The list of celebrities who have died without an estate plan grew by one more this November, providing yet another example of the chaos that can follow lack of planning, for celebrities and non-celebrities alike.
Rapper/songwriter Aaron Carter was found dead in the bathtub of his California home on November 5. He was 34. Carter’s career took off meteorically when he was just nine years old. He had several hit songs including I Want Candy and That’s How I Beat Shaq. He took to the stage in Seussical and The Fantastiks and appeared on several Nickelodeon television shows. Unfortunately, he also had a history of drug addiction and reportedly suffered from severe anxiety and other mental health disorders. At the time of his death he was found with several bottles of prescription medication and canisters of compressed air nearby.
Carter had a son, Prince, with his on-again off-again girlfriend Melanie Martin. Prince is now just one year old. Carter’s lawyer reportedly urged him to create a will when his son was born, but unfortunately, Carter never followed through and died intestate. His estate now goes to probate. California law will determine who inherits his assets. The law identifies Prince as primary heir, but given Carter’s complicated family and financial life, settling his estate could be messy and prolonged.
Drug Issues and The Guardianship That Didn’t Happen
Carter was not shy about discussing his drug problems. He appeared on “The Doctors” TV show and talked about the many pills he took. Over the years he was in and out of rehab clinics. Just prior to his death, suspecting that his girlfriend Melanie Martin and his family were hatching a plan to seek guardianship over him, he denounced them publicly. The guardianship petition was never filed. Benny Roshan, a trust and probate litigation lawyer in L.A., told the media that fear of negative publicity, similar to that generated by the Britney Spears debacle, may have prevented the family from pursuing guardianship.
Financial Woes and Family Discord
Carter earned millions of dollars over the course of his career. Because the money began pouring in when he was still a minor, his parents were in charge of managing his earnings. His mother, Jane, also functioned as Carter’s manager for a while. Under California law, 15% of his earnings should have gone into an account for his benefit. But when Carter turned 18 in 2005, he discovered there was just $2 million in the account, and $4 million owed in back taxes. Carter claimed that his parents took $500 million of his earnings and bought 15 houses and 30 cars, and when they sold them, shared none of the profits with him. In 2013 Carter filed for bankruptcy, listing total liabilities of $2,204,854.
Carter’s relationship with Melanie Martin, his son’s mother, was not much better than the one he had with his parents. When Carter and Martin lived together, the police were often summoned to the house because of domestic disputes. Carter terminated his relationship with Martin one week prior to Prince’s birth. Yet, speaking to the media after Carter’s death, Martin referred to herself as Carter’s “fiancee.” Prior to his death Carter was seeking custody of his son.
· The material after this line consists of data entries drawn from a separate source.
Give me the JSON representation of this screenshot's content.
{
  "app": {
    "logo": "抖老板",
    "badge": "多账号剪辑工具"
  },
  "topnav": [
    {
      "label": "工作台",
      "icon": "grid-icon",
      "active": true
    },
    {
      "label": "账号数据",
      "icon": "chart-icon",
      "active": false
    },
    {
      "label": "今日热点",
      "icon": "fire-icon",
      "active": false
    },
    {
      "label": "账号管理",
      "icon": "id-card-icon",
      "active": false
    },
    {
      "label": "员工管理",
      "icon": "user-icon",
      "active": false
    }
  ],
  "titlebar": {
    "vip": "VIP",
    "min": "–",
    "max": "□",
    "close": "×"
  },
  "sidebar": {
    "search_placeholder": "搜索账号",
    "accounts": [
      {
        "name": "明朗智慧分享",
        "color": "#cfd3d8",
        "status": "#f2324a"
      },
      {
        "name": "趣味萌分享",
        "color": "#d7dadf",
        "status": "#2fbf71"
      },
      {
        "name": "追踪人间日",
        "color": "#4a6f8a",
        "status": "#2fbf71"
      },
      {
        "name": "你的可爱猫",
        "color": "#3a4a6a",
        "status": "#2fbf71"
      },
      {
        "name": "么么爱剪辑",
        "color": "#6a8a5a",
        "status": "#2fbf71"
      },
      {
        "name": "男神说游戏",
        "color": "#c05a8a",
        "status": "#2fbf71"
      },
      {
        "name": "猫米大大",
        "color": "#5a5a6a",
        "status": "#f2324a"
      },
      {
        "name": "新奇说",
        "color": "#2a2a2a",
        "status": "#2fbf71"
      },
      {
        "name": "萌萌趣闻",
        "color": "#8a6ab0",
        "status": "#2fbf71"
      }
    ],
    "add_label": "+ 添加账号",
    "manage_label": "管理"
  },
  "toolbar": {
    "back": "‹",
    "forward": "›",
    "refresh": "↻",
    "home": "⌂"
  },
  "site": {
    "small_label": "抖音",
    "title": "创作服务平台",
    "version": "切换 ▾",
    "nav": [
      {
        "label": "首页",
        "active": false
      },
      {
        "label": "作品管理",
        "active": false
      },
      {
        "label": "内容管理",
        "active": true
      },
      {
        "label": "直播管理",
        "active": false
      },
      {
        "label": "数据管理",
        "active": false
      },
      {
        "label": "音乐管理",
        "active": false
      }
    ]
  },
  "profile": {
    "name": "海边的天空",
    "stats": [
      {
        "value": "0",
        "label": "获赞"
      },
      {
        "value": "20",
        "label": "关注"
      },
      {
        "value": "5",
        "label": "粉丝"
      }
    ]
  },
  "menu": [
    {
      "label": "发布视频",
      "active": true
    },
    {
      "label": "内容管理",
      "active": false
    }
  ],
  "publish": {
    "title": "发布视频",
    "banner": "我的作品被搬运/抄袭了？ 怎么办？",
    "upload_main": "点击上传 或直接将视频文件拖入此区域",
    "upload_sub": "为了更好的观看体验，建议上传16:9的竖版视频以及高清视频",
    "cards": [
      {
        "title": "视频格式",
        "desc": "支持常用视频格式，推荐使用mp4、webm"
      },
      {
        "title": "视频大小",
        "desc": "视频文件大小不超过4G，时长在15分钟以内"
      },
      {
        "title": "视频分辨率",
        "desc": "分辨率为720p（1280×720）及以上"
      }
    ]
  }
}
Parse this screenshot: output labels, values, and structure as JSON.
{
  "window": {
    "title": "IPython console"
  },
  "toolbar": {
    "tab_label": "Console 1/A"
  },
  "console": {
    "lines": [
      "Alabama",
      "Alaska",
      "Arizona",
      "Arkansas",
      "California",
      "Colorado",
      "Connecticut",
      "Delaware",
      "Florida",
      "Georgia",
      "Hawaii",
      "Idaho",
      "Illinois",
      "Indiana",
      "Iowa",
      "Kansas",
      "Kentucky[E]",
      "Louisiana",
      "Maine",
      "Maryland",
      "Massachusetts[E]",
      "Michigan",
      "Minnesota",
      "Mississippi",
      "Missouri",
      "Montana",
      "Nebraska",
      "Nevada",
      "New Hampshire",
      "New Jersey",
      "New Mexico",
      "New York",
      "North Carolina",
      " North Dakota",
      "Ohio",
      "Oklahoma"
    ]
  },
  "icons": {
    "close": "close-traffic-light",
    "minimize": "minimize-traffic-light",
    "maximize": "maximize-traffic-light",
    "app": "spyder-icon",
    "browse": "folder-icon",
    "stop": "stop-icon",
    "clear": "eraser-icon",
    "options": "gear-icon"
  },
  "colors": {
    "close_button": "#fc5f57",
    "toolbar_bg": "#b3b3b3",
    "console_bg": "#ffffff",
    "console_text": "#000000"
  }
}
Estate Administration – What Now?
Carter’s twin sister, Angel, has filed to become the administrator of the estate and has identified Prince as the beneficiary.
Since Prince is a minor, the court will appoint someone to manage the funds he inherits from his father’s estate. Here in Florida, a parent can name the person(s) he/she wants to manage a child’s money. The nominated individual is strongly considered, but the court gets the final say. Since Carter did not leave a will, who he would have wanted to manage his son’s inheritance is unknown. Martin is the custodial parent, but her relationship with Carter was fraught, and therefore he may have preferred to entrust someone else with the job. It is possible the court may appoint an independent third party to handle Prince’s inheritance.
Insiders are hinting that the issue may be ground zero for a battle between Martin and Carter’s parents, although Martin recently told the media, “I don’t want any problems or stress over Aaron’s estate. I just want Prince to be taken care of and want Aaron’s legacy to live on.” Carter’s mother, Jane, has never even met her grandson or Martin, but as of this writing says Prince is the rightful beneficiary and says she does not intend to make a claim on the estate.
Even if things remain amicable between Carter’s girlfriend and his family, his death without a will still presents a potential problem: When Prince turns 18, he will receive his inheritance, regardless of the amount or his ability to prudently handle money. So long as he is legally competent, he gets the lump sum inheritance. Carter’s estate is currently estimated to be $800,000, but could well be larger by the time his son turns 18. Putting a large lump sum in the hands of a teenager is a risky prospect. If Carter had consulted an estate planning attorney as he was advised, most certainly this issue would have been addressed and incorporated into a sound estate plan.
Takeaways For The Rest Of Us
It goes without saying that if you have a minor child, you must have an estate plan. In Florida, only through your will can you nominate who you wish to be your child’s personal guardian, and manager of his/her funds.
Every adult, regardless of age, needs at least a basic estate plan. Without one, you are likely to leave a legacy of chaos and conflict. See an experienced estate planning attorney to get your estate plan in order. Do not procrastinate and wait for the “perfect” time. There is never a “perfect” time, because life never stands still. Call (561) 625-1100 to schedule a consultation with one of our lawyers.